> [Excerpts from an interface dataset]
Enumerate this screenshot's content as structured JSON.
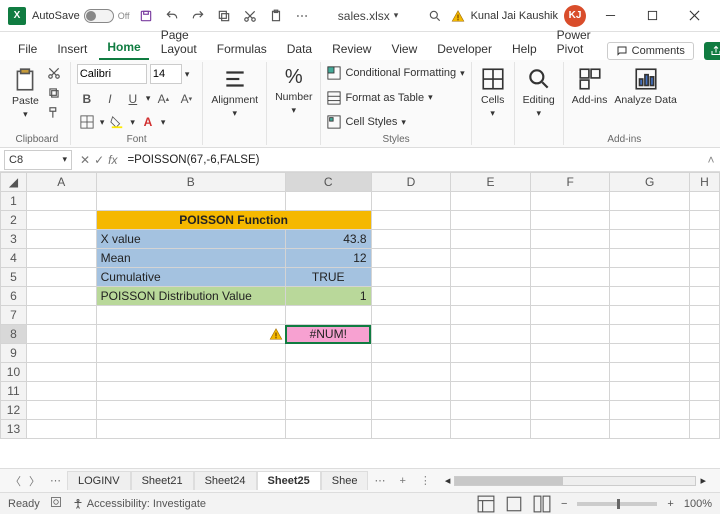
{
  "titlebar": {
    "autosave_label": "AutoSave",
    "autosave_state": "Off",
    "filename": "sales.xlsx",
    "saved_indicator": "•",
    "search_placeholder": "Search",
    "user_name": "Kunal Jai Kaushik",
    "user_initials": "KJ"
  },
  "tabs": {
    "items": [
      "File",
      "Insert",
      "Home",
      "Page Layout",
      "Formulas",
      "Data",
      "Review",
      "View",
      "Developer",
      "Help",
      "Power Pivot"
    ],
    "active": "Home",
    "comments_label": "Comments"
  },
  "ribbon": {
    "clipboard": {
      "label": "Clipboard",
      "paste": "Paste"
    },
    "font": {
      "label": "Font",
      "name": "Calibri",
      "size": "14"
    },
    "alignment": {
      "label": "Alignment",
      "btn": "Alignment"
    },
    "number": {
      "label": "Number",
      "btn": "Number"
    },
    "styles": {
      "label": "Styles",
      "cond": "Conditional Formatting",
      "table": "Format as Table",
      "cell": "Cell Styles"
    },
    "cells": {
      "label": "",
      "btn": "Cells"
    },
    "editing": {
      "label": "",
      "btn": "Editing"
    },
    "addins": {
      "label": "Add-ins",
      "btn": "Add-ins",
      "analyze": "Analyze Data"
    }
  },
  "formula_bar": {
    "cell_ref": "C8",
    "formula": "=POISSON(67,-6,FALSE)"
  },
  "grid": {
    "cols": [
      "A",
      "B",
      "C",
      "D",
      "E",
      "F",
      "G",
      "H"
    ],
    "rows": [
      1,
      2,
      3,
      4,
      5,
      6,
      7,
      8,
      9,
      10,
      11,
      12,
      13
    ],
    "header_title": "POISSON Function",
    "r3": {
      "b": "X value",
      "c": "43.8"
    },
    "r4": {
      "b": "Mean",
      "c": "12"
    },
    "r5": {
      "b": "Cumulative",
      "c": "TRUE"
    },
    "r6": {
      "b": "POISSON Distribution Value",
      "c": "1"
    },
    "r8_error": "#NUM!"
  },
  "sheet_tabs": {
    "items": [
      "LOGINV",
      "Sheet21",
      "Sheet24",
      "Sheet25",
      "Shee"
    ],
    "active": "Sheet25"
  },
  "status": {
    "ready": "Ready",
    "accessibility": "Accessibility: Investigate",
    "zoom": "100%"
  }
}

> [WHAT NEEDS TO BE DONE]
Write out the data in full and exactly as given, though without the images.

> [TASK SOLUTION]
Enumerate this screenshot's content as structured JSON.
{
  "titlebar": {
    "autosave_label": "AutoSave",
    "autosave_state": "Off",
    "filename": "sales.xlsx",
    "saved_indicator": "•",
    "search_placeholder": "Search",
    "user_name": "Kunal Jai Kaushik",
    "user_initials": "KJ"
  },
  "tabs": {
    "items": [
      "File",
      "Insert",
      "Home",
      "Page Layout",
      "Formulas",
      "Data",
      "Review",
      "View",
      "Developer",
      "Help",
      "Power Pivot"
    ],
    "active": "Home",
    "comments_label": "Comments"
  },
  "ribbon": {
    "clipboard": {
      "label": "Clipboard",
      "paste": "Paste"
    },
    "font": {
      "label": "Font",
      "name": "Calibri",
      "size": "14"
    },
    "alignment": {
      "label": "Alignment",
      "btn": "Alignment"
    },
    "number": {
      "label": "Number",
      "btn": "Number"
    },
    "styles": {
      "label": "Styles",
      "cond": "Conditional Formatting",
      "table": "Format as Table",
      "cell": "Cell Styles"
    },
    "cells": {
      "label": "",
      "btn": "Cells"
    },
    "editing": {
      "label": "",
      "btn": "Editing"
    },
    "addins": {
      "label": "Add-ins",
      "btn": "Add-ins",
      "analyze": "Analyze Data"
    }
  },
  "formula_bar": {
    "cell_ref": "C8",
    "formula": "=POISSON(67,-6,FALSE)"
  },
  "grid": {
    "cols": [
      "A",
      "B",
      "C",
      "D",
      "E",
      "F",
      "G",
      "H"
    ],
    "rows": [
      1,
      2,
      3,
      4,
      5,
      6,
      7,
      8,
      9,
      10,
      11,
      12,
      13
    ],
    "header_title": "POISSON Function",
    "r3": {
      "b": "X value",
      "c": "43.8"
    },
    "r4": {
      "b": "Mean",
      "c": "12"
    },
    "r5": {
      "b": "Cumulative",
      "c": "TRUE"
    },
    "r6": {
      "b": "POISSON Distribution Value",
      "c": "1"
    },
    "r8_error": "#NUM!"
  },
  "sheet_tabs": {
    "items": [
      "LOGINV",
      "Sheet21",
      "Sheet24",
      "Sheet25",
      "Shee"
    ],
    "active": "Sheet25"
  },
  "status": {
    "ready": "Ready",
    "accessibility": "Accessibility: Investigate",
    "zoom": "100%"
  }
}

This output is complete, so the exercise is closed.